Meanwhile, South Africa's platinum and gold mines need to get back to work – and at full uninterrupted production too. But the mines and their employees need the government's help to do this. The government needs to re-establish respect, discipline and adherence to the Constitution and all the rules and regulations that go with a free-market economy and a management, union, employee and government relationship. The government can no longer turn a blind eye to illegal and violent wildcat strikes that always result in intimidation and destruction. And the government needs to amend its destabilising and costly system of closing mines for days on end for infractions and accidents that happen. This policy has to be re-examined and improved.
South African road accidents kill 90 to 100 times more people a year than its whole mining industry. And gun deaths average 100 times more deaths a year than our mines.
What else needs to be done to attract investors to South Africa's besieged platinum industry? All South Africa's mining companies need to be more proactive with new technologies, work processes, systems and ways of doing things. But they need their employees to help.
Ironically, Lonmin had announced only weeks before Marikana that it was "throwing out" much of its tried and failed mechanisation of the past decade owing to high costs and non-delivery of key objectives. This shows labour has a powerful place in making the platinum mines more productive and profitable.

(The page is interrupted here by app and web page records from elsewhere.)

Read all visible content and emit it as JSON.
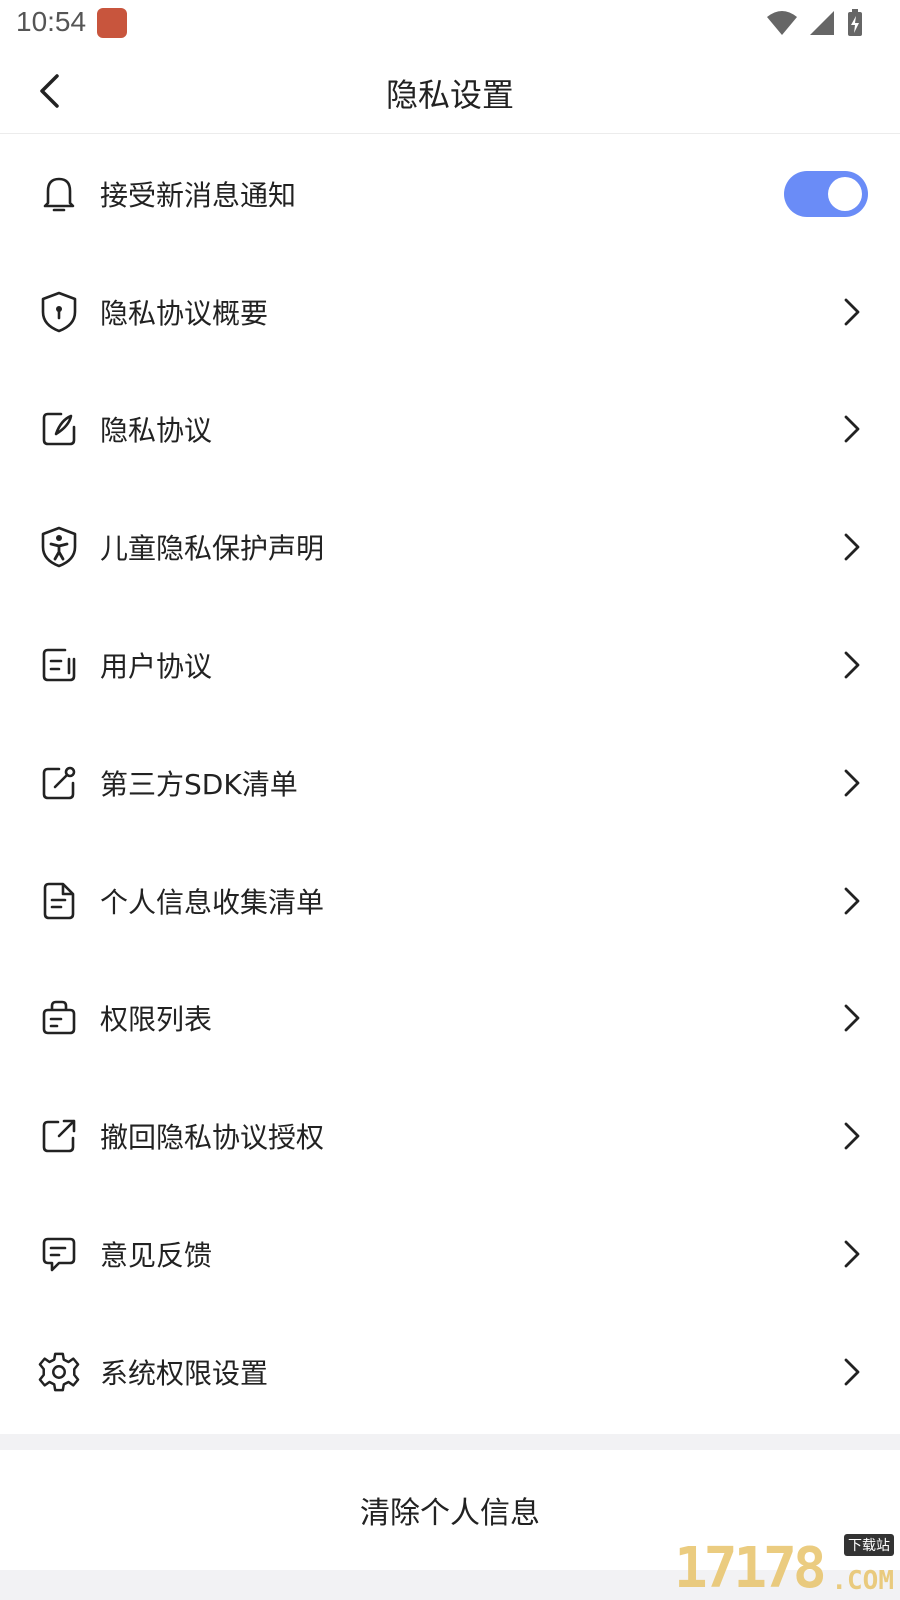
{
  "status": {
    "time": "10:54"
  },
  "nav": {
    "title": "隐私设置"
  },
  "items": [
    {
      "label": "接受新消息通知",
      "icon": "bell-icon",
      "toggle_on": true
    },
    {
      "label": "隐私协议概要",
      "icon": "shield-lock-icon"
    },
    {
      "label": "隐私协议",
      "icon": "edit-note-icon"
    },
    {
      "label": "儿童隐私保护声明",
      "icon": "child-shield-icon"
    },
    {
      "label": "用户协议",
      "icon": "document-icon"
    },
    {
      "label": "第三方SDK清单",
      "icon": "edit-box-icon"
    },
    {
      "label": "个人信息收集清单",
      "icon": "file-list-icon"
    },
    {
      "label": "权限列表",
      "icon": "bag-list-icon"
    },
    {
      "label": "撤回隐私协议授权",
      "icon": "share-out-icon"
    },
    {
      "label": "意见反馈",
      "icon": "message-icon"
    },
    {
      "label": "系统权限设置",
      "icon": "gear-icon"
    }
  ],
  "clear_button": {
    "label": "清除个人信息"
  },
  "watermark": {
    "number": "17178",
    "tag": "下载站",
    "suffix": ".COM"
  },
  "colors": {
    "toggle": "#6a8cf7",
    "app_icon": "#c8553d"
  }
}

Labour unions need to communicate with, educate and discipline their members better. In many ways, the National Union of Mineworkers has done too good a job for its members over the past 30 years, especially the past 10, getting its members double-digit, double-inflation wage increases with no increases in productivity.
It is also ironic that the pension funds of unions the world over have invested in South Africa's platinum mines, whose employees are now trashing and threatening to destroy. Insane. But the government has brought matters to where they are today – it mollycoddled demonstrators involved in illegal action in order to not lose their votes.

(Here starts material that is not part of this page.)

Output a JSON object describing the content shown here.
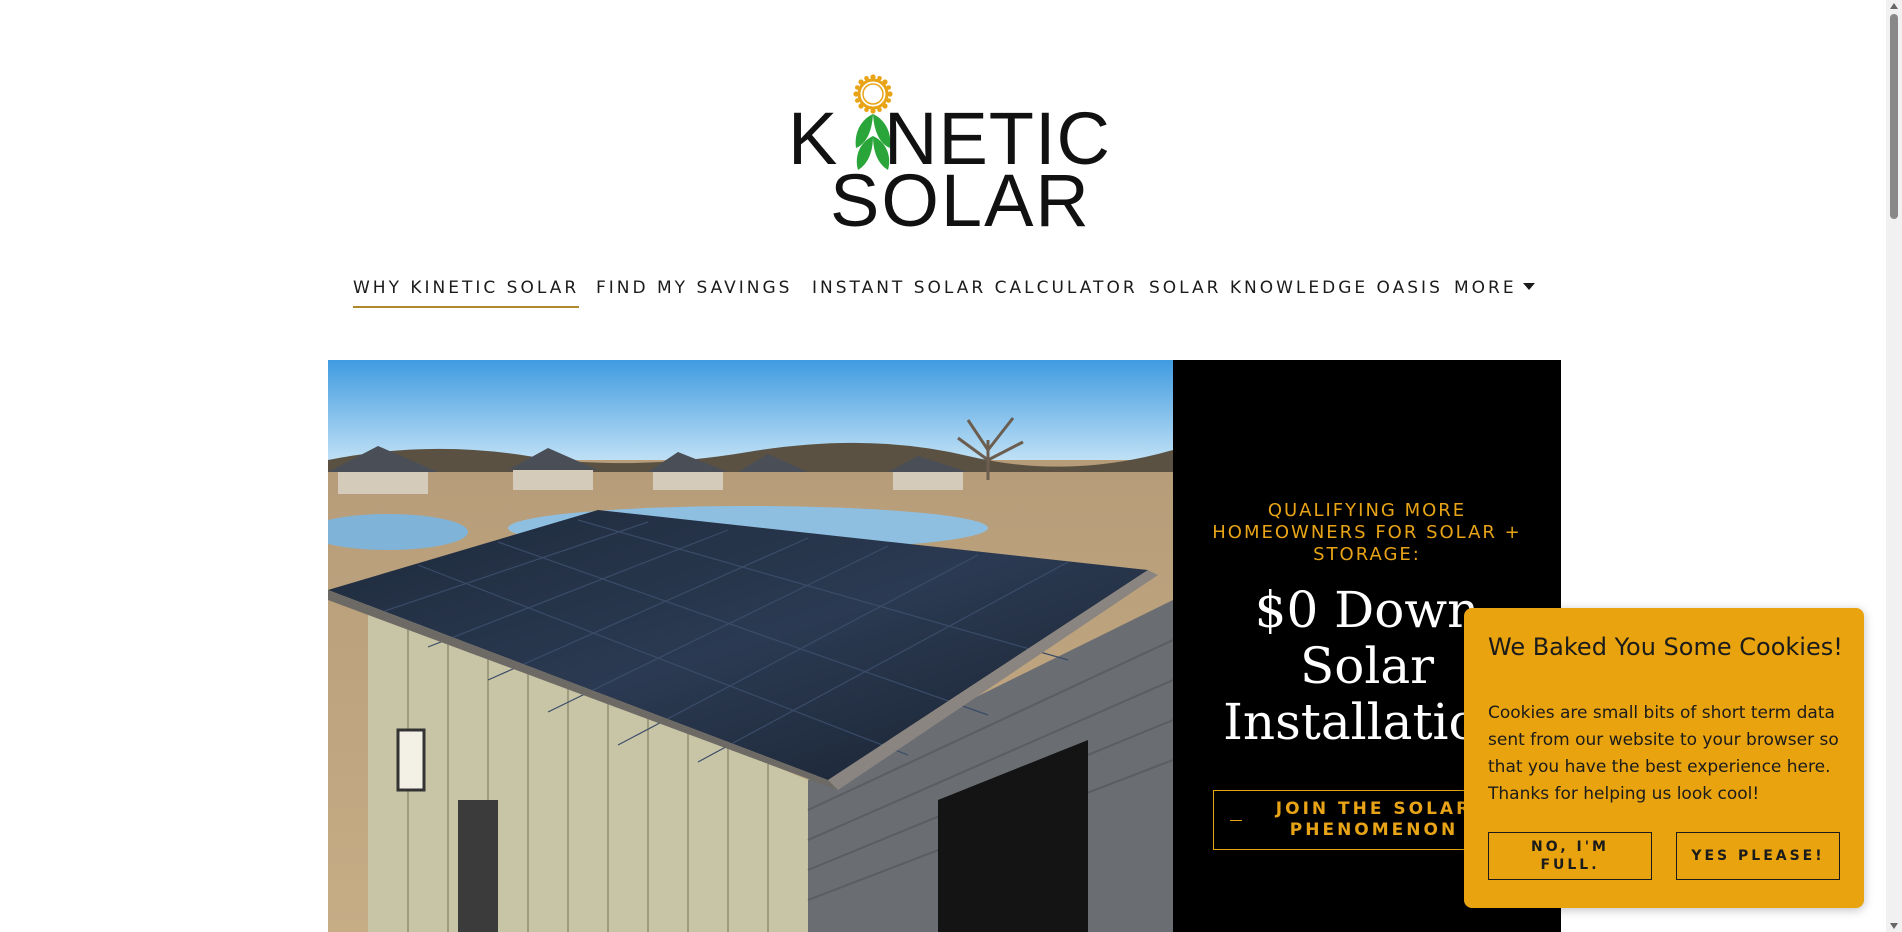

In 1900, South Africa had four million people. There was plenty for everyone – land, food, water, employment and minerals. Today there are 50-million South Africans and still plenty of minerals. So the government, unions, investors and responsible, educated and accountable employees are needed more than ever. Metal prices are high, demand strong and growing, and infrastructure world class. Nationalisation and centralised bargaining are neither the problem nor the solution. South Africa just needs its people to negotiate, agree and deliver in good faith.
If they do not, the other 194 countries will take our place.
Peter Major heads the mining and resources division of Cadiz Corporate Solutions